April 2017, in addition to proud parents and curious friends, almost 30 excited teachers to the eponymous play at the Begegnungszentrum Ribnitz. Under the direction of Effi Sternkiker, students from the tenth grade of the Gymnasium (plus Michelle S. And Laura from the 10d) thoroughly dealt with the events surrounding the Rostock Sunflower House in 1992 and processed them into a multimedia theater project. Now they looked excited that evening. Nervously approaching their premiere… But one after the other. Before I get started, perhaps a note that this is neither a review nor a theater review. Review I can not and criticism I do not want, because I can probably only rudimentary guess what incredible effort and effort behind this work are. And for that alone, hats off! Everything started with a lot of "unrest. Quite terrible noise. Each one made a certain movement and a different noise, getting faster and louder – so that I, for example, already felt a bit annoyed, to be honest. But after all, you weren't just supposed to look, thinking was expressly desired. And that's how I explained the opening scene to myself later on: although certain things get on our nerves and we sometimes think that enough should be enough with this topic now, we must not stop keeping the memory of it alive, and also the constant reappraisal of it. (Nevertheless this is only my interpretation and still no review.) As the play progressed, we encountered different people, each with a different view of what was happening. One thing, however, united almost all of them – they had hardly any opinions of their own, subordinated themselves without the slightest doubt, or were totally disinterested. There were the three teenagers who wanted action and went off to set things on fire, although one of the three still needed convincing. Or the married couple…The daughter films the current events out of the window and poses, while the mother is only concerned about the well-being of the grumbling father. Both parents apparently do not notice the fire opposite. The blogger (very convincing Lara Schumann in this role) "works" from superficial understanding of the situation of foreigners to undisguised anger and pure hatred. A policewoman is doused with beer and her arm is raised in a Hitler salute. Later it lies on the ground and is picked up and carried away by motionless faces – here is room for quite a lot of interpretation and interpretation. And at this point I really notice that the actors are dressed in black and white…And at the end the stage is bathed in a warm light, everyone touches each other somehow, holds hands and leaves room for a lot of hope… Hope that the understanding for each other has grown in the meantime and that such events will not happen again… Of course, mere hope is not enough. News of burning asylum shelters are unfortunately not only a thing of the past. There is and remains enough to do.
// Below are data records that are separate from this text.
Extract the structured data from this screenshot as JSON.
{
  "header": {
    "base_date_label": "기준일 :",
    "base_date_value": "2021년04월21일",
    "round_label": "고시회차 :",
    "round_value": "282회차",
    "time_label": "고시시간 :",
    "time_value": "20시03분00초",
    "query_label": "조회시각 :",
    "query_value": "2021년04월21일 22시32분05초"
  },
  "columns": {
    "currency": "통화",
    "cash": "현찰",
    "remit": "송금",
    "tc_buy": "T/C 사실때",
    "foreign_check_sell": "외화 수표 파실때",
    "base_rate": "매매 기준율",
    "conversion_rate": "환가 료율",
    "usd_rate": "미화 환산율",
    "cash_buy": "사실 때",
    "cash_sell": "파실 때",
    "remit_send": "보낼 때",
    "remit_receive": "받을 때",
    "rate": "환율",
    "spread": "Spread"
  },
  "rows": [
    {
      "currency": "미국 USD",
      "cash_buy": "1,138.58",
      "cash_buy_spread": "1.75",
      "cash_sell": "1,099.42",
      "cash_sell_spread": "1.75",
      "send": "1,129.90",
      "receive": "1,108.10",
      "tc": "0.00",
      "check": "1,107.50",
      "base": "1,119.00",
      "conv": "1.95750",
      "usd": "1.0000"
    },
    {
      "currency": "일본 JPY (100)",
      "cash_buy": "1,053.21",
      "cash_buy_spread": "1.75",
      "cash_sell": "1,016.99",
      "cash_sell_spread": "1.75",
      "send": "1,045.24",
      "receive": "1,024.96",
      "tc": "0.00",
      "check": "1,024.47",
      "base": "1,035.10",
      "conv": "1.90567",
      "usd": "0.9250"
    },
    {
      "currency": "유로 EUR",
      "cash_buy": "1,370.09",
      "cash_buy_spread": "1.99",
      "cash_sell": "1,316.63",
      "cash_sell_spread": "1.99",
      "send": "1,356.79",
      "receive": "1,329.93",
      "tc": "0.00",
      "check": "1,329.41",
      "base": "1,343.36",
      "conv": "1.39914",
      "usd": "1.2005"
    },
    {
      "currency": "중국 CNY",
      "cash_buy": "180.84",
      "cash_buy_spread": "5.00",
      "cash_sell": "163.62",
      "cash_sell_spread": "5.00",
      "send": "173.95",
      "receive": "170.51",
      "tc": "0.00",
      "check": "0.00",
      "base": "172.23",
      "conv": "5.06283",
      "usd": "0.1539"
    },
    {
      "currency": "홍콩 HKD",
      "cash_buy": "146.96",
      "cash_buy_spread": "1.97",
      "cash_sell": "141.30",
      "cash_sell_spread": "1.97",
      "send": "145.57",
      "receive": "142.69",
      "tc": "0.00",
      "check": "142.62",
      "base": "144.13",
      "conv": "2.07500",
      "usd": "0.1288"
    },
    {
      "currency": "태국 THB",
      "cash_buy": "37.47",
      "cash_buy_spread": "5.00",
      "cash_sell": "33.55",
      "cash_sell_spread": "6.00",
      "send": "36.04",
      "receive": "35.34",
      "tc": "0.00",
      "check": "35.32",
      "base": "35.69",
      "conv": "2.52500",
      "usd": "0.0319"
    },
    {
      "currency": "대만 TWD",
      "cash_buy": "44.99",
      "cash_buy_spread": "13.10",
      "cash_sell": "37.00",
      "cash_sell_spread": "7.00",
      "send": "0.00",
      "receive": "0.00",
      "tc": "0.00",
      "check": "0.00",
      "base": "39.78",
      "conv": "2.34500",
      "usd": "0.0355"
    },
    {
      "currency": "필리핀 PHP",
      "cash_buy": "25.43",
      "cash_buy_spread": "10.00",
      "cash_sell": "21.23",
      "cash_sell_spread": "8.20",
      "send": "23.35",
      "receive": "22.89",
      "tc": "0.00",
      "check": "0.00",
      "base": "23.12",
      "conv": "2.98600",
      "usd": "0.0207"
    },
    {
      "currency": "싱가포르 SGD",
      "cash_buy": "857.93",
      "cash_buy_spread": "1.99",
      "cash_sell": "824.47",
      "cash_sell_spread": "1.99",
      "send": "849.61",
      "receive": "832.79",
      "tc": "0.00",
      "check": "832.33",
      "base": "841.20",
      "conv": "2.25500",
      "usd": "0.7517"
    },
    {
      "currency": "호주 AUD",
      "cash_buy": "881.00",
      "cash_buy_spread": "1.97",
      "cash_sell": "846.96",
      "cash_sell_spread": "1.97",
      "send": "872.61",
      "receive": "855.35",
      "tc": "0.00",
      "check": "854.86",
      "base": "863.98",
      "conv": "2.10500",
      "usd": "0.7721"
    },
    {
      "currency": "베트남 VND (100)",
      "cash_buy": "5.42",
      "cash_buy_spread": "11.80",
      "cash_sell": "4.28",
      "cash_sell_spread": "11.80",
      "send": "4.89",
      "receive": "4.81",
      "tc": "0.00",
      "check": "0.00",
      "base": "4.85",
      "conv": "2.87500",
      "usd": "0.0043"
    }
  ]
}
And even though we may have seen, evaluated, interpreted or interpreted this or that differently, one thought united us after the minutes of enthusiastic applause: pride in our great students. This piece really deserved to go on tour. This is certainly not only the writer's opinion.